>> i'm home. >> "married with children" was their first big, big hit in that way that said if all the rest of television is going this way, we're going that way. >> bud, kelly, you want to come down and help me in the kitchen? there, that should buy us about 10 minutes. seven more than we'll need. >> the title of "married with children" on the script was not "the cosby show." how great. you have to love that. they were taking the piss out of american families fun. great fun. >> never wanted to get married, i'm married. never wanted kids, i got two of them. how did this happen? >> the bundys were like a reaction to the perfection of the huxtables. you had this wonderful black family and these horrible white family.
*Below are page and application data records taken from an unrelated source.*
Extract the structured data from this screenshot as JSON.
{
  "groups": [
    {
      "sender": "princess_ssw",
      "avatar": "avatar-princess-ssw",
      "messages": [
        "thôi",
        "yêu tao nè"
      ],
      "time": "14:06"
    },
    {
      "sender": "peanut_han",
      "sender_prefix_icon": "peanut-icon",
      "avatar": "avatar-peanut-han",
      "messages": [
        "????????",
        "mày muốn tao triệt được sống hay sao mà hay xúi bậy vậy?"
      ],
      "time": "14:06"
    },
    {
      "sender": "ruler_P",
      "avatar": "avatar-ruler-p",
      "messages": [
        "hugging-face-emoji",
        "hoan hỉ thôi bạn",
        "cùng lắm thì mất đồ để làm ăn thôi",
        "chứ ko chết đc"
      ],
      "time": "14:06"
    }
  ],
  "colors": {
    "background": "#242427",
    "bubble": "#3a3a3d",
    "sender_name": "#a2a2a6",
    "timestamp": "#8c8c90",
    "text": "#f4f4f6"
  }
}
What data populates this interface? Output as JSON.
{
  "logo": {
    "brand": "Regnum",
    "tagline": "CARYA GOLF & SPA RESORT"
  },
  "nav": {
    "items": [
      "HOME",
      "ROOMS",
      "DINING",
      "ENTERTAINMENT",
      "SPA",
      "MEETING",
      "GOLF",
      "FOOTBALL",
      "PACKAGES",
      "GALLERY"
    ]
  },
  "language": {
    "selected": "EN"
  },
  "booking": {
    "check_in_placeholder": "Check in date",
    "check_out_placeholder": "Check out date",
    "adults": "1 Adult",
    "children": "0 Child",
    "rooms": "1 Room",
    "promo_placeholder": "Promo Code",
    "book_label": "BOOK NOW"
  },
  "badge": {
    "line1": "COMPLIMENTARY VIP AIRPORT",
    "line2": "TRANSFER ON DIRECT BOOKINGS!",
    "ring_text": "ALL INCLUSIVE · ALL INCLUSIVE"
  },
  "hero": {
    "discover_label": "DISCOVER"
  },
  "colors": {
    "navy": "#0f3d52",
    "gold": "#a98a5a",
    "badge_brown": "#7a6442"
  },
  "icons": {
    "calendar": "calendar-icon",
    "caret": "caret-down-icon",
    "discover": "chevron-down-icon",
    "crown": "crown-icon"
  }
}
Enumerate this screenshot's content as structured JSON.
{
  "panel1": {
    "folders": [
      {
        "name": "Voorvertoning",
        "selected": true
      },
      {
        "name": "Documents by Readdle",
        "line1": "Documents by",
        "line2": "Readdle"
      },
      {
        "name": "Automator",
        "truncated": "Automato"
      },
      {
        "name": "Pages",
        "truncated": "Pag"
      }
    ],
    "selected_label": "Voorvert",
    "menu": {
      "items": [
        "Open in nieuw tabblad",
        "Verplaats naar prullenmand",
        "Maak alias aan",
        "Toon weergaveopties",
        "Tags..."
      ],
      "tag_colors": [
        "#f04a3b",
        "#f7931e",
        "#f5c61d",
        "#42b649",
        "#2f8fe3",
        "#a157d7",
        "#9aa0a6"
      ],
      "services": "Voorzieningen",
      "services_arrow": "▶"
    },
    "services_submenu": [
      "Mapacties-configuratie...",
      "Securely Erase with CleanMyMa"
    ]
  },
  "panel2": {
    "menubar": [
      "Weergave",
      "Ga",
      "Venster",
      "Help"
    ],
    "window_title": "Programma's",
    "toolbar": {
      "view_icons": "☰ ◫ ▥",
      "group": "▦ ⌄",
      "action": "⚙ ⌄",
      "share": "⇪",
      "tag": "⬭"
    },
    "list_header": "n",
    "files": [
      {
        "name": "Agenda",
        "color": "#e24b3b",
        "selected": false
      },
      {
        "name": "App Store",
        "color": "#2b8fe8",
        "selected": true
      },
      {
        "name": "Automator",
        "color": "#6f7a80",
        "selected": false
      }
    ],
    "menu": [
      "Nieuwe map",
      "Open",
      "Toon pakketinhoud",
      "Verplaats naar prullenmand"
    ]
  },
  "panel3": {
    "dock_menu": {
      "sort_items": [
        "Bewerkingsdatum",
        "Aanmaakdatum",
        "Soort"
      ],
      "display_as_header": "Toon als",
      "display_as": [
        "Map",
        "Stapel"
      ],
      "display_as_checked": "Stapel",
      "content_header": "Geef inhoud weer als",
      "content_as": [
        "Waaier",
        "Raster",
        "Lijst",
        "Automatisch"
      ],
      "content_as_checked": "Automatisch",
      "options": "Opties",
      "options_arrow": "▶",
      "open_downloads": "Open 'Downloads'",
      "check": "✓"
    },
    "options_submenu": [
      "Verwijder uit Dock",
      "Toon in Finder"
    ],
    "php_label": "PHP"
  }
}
you could find things to relate to in both. >> howdy, neighbor! >> yeah, yeah, yeah. >> why don't we sit down. it was a lot of fun to be had and al and peg bundy. >> after fox introduces "married with children," it does very well, then back on abc, they came up with another major hit "roseanne." >> you think this is a magic kingdom where you sit up here on your throne. >> oh, yeah? >> yeah. and you think everything gets done by a wonderful wizard. poof, the laundry's folded. poof, the dinner is on the table. >> you want me to fix dinner? >> you just fixed dinner three years ago. >> typical american families weren't on television for the longest time. the donna reed days, "father knows best," hardly anyone lives like that. that's the way advertisers want you to live. >> i know what will make you feel better.